|Now||2019||Previous||Articles||Road Essays||Road Reviews||Author||Title||Source||Age||Genre||Series||Format||Inclusivity||LGBTA||Portfolio|
Amelia Peabody's Egypt: 07/15/13
As part of my goal to read my own books, as well as books I have been given as gifts, I spent a lazy weekend reading Amelia Peabody's Egypt by Elizabeth Peters and friends.
I have mentioned before that I maintain an extensive wish list of books I want to read. It's only in the last two or three years that I've made a concerted effort to actually find and read books off the list. Amelia Peabody's Egypt, though, has the honor of being my first wishlist book ever. My mother was also nice enough to purchase it for me that Christmas. While many books linger on my wishlist for months, if not years, this one was there for only a few weeks. Of course, then I neglected to read it for a decade! Sorry Mom!
Amelia Peabody's Egypt is a classic example of a folio. Besides being oversized and full of interesting pictures, it defies easy classification. On the surface it's an illustrated history of Egypt and Egyptology in the years covered by the Amelia Peabody series of mysteries. Except the book tosses in "facts" about fictional characters, including Amelia Peabody Emerson, her husband and their son.
I would recommend this book to anyone who is an avid fan of the series and wants a thematic discussion of the series canon.
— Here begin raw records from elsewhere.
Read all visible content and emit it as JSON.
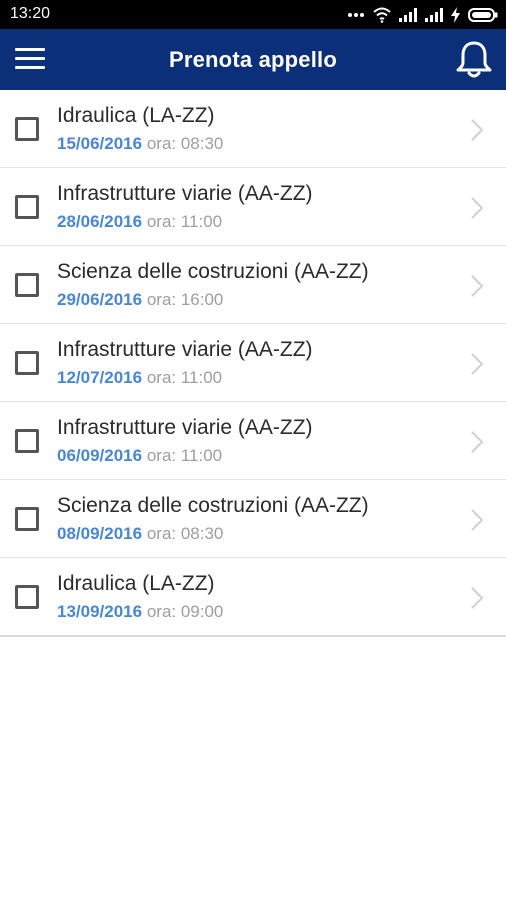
{
  "status_bar": {
    "time": "13:20",
    "icons": [
      "more-dots-icon",
      "wifi-icon",
      "signal-icon",
      "signal-icon",
      "charging-icon",
      "battery-icon"
    ]
  },
  "app_bar": {
    "title": "Prenota appello",
    "menu_icon": "hamburger-menu-icon",
    "notification_icon": "bell-icon"
  },
  "colors": {
    "app_bar": "#0b2f79",
    "date": "#4a86d4",
    "time_text": "#9e9e9e"
  },
  "exams": [
    {
      "course": "Idraulica (LA-ZZ)",
      "date": "15/06/2016",
      "time": "ora: 08:30"
    },
    {
      "course": "Infrastrutture viarie (AA-ZZ)",
      "date": "28/06/2016",
      "time": "ora: 11:00"
    },
    {
      "course": "Scienza delle costruzioni (AA-ZZ)",
      "date": "29/06/2016",
      "time": "ora: 16:00"
    },
    {
      "course": "Infrastrutture viarie (AA-ZZ)",
      "date": "12/07/2016",
      "time": "ora: 11:00"
    },
    {
      "course": "Infrastrutture viarie (AA-ZZ)",
      "date": "06/09/2016",
      "time": "ora: 11:00"
    },
    {
      "course": "Scienza delle costruzioni (AA-ZZ)",
      "date": "08/09/2016",
      "time": "ora: 08:30"
    },
    {
      "course": "Idraulica (LA-ZZ)",
      "date": "13/09/2016",
      "time": "ora: 09:00"
    }
  ]
}
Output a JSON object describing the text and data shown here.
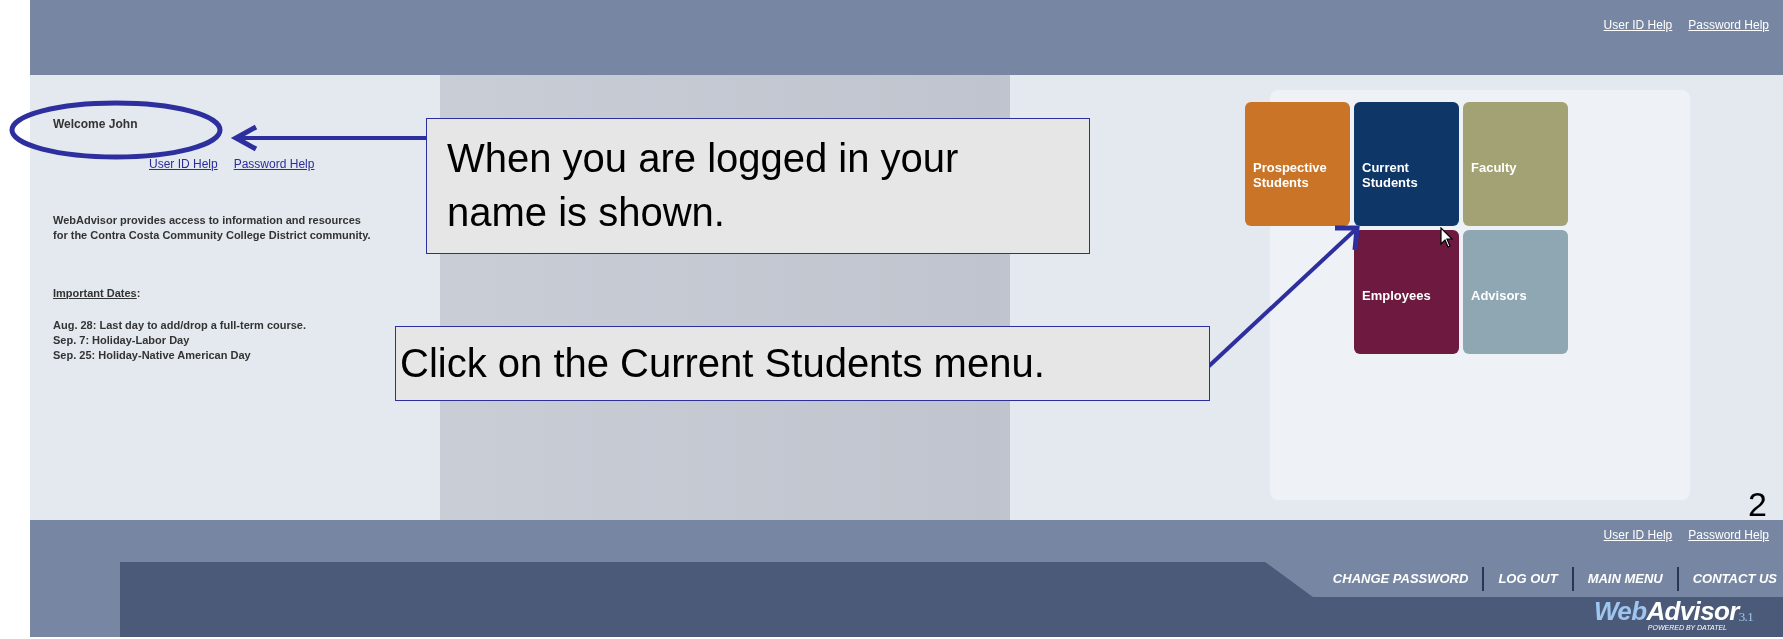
{
  "header_links": [
    "User ID Help",
    "Password Help"
  ],
  "welcome": "Welcome John",
  "welcome_links": [
    "User ID Help",
    "Password Help"
  ],
  "intro": "WebAdvisor provides access to information and resources for the Contra Costa Community College District community.",
  "important_dates": {
    "label": "Important Dates",
    "suffix": ":"
  },
  "dates": [
    "Aug. 28: Last day to add/drop a full-term course.",
    "Sep. 7: Holiday-Labor Day",
    "Sep. 25: Holiday-Native American Day"
  ],
  "tiles": [
    {
      "label": "Prospective Students",
      "color": "#c97426"
    },
    {
      "label": "Current Students",
      "color": "#0e3768"
    },
    {
      "label": "Faculty",
      "color": "#a3a274"
    },
    {
      "label": "Employees",
      "color": "#6e1a40"
    },
    {
      "label": "Advisors",
      "color": "#8ea7b3"
    }
  ],
  "footer_links": [
    "User ID Help",
    "Password Help"
  ],
  "nav": [
    "CHANGE PASSWORD",
    "LOG OUT",
    "MAIN MENU",
    "CONTACT US"
  ],
  "logo": {
    "first": "Web",
    "second": "Advisor",
    "version": "3.1",
    "tagline": "POWERED BY DATATEL"
  },
  "callouts": [
    "When you are logged in your name is shown.",
    "Click on the Current Students menu."
  ],
  "slide_number": "2"
}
I would also recommend it for libraries also looking for a complete collection. For armchair Egyptologists, there's nothing "new" in this book except for the fictional elements.